■ **Material provided**:

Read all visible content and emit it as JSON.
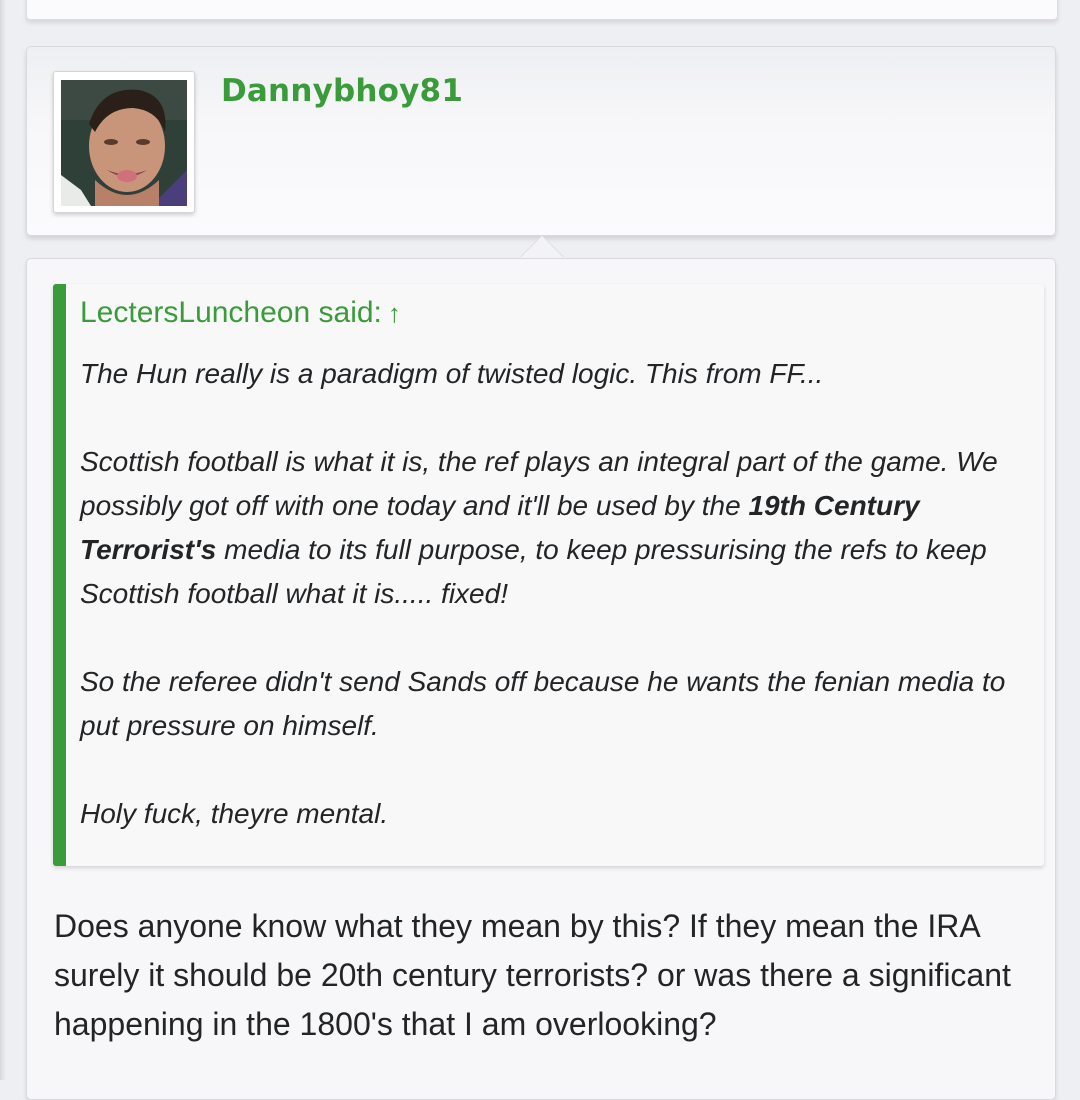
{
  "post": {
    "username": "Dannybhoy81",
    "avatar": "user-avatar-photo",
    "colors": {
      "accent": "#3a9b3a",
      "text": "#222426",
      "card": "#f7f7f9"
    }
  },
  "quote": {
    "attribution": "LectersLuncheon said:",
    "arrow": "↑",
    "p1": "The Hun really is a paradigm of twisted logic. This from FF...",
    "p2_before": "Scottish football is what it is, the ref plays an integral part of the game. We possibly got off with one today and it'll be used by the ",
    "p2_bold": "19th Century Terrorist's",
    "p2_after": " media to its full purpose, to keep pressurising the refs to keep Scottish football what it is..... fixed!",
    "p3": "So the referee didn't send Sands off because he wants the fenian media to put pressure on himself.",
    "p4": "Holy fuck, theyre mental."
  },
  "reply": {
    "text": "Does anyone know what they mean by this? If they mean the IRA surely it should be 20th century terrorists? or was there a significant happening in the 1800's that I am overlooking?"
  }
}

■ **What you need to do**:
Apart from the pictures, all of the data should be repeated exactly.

■ **Answer for this exercise**:
Read all visible content and emit it as JSON.
{
  "post": {
    "username": "Dannybhoy81",
    "avatar": "user-avatar-photo",
    "colors": {
      "accent": "#3a9b3a",
      "text": "#222426",
      "card": "#f7f7f9"
    }
  },
  "quote": {
    "attribution": "LectersLuncheon said:",
    "arrow": "↑",
    "p1": "The Hun really is a paradigm of twisted logic. This from FF...",
    "p2_before": "Scottish football is what it is, the ref plays an integral part of the game. We possibly got off with one today and it'll be used by the ",
    "p2_bold": "19th Century Terrorist's",
    "p2_after": " media to its full purpose, to keep pressurising the refs to keep Scottish football what it is..... fixed!",
    "p3": "So the referee didn't send Sands off because he wants the fenian media to put pressure on himself.",
    "p4": "Holy fuck, theyre mental."
  },
  "reply": {
    "text": "Does anyone know what they mean by this? If they mean the IRA surely it should be 20th century terrorists? or was there a significant happening in the 1800's that I am overlooking?"
  }
}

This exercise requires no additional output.